→ WHAT IS BEING ASKED: The answer must be an exact copy of the lines from the one holding "Transcribe this image's" through the final line of the entries, and nothing else.
BEGIN
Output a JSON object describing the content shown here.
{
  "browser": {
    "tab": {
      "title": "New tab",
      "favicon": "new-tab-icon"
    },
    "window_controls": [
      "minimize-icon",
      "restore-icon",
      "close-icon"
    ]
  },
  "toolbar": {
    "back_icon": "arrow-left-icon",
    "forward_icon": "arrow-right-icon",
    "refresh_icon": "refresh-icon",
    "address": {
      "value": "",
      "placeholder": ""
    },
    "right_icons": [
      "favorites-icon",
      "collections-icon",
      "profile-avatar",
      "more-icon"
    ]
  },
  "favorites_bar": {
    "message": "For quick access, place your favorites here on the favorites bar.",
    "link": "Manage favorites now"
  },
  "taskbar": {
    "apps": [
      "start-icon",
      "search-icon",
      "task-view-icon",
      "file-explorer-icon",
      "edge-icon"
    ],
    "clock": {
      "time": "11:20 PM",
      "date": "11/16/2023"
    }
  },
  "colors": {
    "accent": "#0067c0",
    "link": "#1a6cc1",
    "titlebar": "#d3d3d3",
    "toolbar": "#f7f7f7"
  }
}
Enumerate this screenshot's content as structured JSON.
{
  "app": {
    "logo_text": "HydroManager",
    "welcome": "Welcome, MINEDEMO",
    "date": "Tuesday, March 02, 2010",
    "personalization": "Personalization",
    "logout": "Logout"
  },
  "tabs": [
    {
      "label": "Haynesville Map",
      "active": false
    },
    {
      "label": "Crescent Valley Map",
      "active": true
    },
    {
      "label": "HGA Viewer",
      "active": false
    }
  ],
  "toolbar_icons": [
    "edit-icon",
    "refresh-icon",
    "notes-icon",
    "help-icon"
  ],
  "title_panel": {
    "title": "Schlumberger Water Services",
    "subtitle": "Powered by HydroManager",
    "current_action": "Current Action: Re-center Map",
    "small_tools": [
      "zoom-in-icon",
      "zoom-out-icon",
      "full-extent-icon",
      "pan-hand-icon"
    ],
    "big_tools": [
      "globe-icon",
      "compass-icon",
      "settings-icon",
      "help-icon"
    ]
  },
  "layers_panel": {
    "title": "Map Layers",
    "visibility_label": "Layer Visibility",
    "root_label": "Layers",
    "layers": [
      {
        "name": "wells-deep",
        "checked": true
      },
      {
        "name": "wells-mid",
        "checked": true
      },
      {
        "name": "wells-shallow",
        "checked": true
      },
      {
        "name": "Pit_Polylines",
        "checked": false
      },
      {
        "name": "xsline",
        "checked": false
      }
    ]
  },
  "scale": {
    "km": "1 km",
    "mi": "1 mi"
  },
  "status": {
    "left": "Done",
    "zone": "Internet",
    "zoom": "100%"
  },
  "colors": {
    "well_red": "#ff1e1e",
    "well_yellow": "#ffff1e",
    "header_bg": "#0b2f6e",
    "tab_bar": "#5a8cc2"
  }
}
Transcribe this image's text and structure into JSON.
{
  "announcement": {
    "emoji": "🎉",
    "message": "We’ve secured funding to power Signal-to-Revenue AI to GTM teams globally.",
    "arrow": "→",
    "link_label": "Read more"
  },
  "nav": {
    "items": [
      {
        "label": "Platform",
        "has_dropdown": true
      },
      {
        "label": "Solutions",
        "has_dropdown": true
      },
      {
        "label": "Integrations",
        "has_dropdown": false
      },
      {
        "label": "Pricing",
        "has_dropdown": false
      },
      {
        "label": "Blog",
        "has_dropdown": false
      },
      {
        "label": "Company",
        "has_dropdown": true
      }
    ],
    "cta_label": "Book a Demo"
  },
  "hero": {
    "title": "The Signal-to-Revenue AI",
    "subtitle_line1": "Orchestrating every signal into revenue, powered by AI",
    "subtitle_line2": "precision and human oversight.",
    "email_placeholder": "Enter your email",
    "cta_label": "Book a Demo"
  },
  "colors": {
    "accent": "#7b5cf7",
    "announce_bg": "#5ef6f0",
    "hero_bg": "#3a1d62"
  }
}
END
→ RESPONSE TO THE TASK:
Transcribe this image's text and structure into JSON.
{
  "announcement": {
    "emoji": "🎉",
    "message": "We’ve secured funding to power Signal-to-Revenue AI to GTM teams globally.",
    "arrow": "→",
    "link_label": "Read more"
  },
  "nav": {
    "items": [
      {
        "label": "Platform",
        "has_dropdown": true
      },
      {
        "label": "Solutions",
        "has_dropdown": true
      },
      {
        "label": "Integrations",
        "has_dropdown": false
      },
      {
        "label": "Pricing",
        "has_dropdown": false
      },
      {
        "label": "Blog",
        "has_dropdown": false
      },
      {
        "label": "Company",
        "has_dropdown": true
      }
    ],
    "cta_label": "Book a Demo"
  },
  "hero": {
    "title": "The Signal-to-Revenue AI",
    "subtitle_line1": "Orchestrating every signal into revenue, powered by AI",
    "subtitle_line2": "precision and human oversight.",
    "email_placeholder": "Enter your email",
    "cta_label": "Book a Demo"
  },
  "colors": {
    "accent": "#7b5cf7",
    "announce_bg": "#5ef6f0",
    "hero_bg": "#3a1d62"
  }
}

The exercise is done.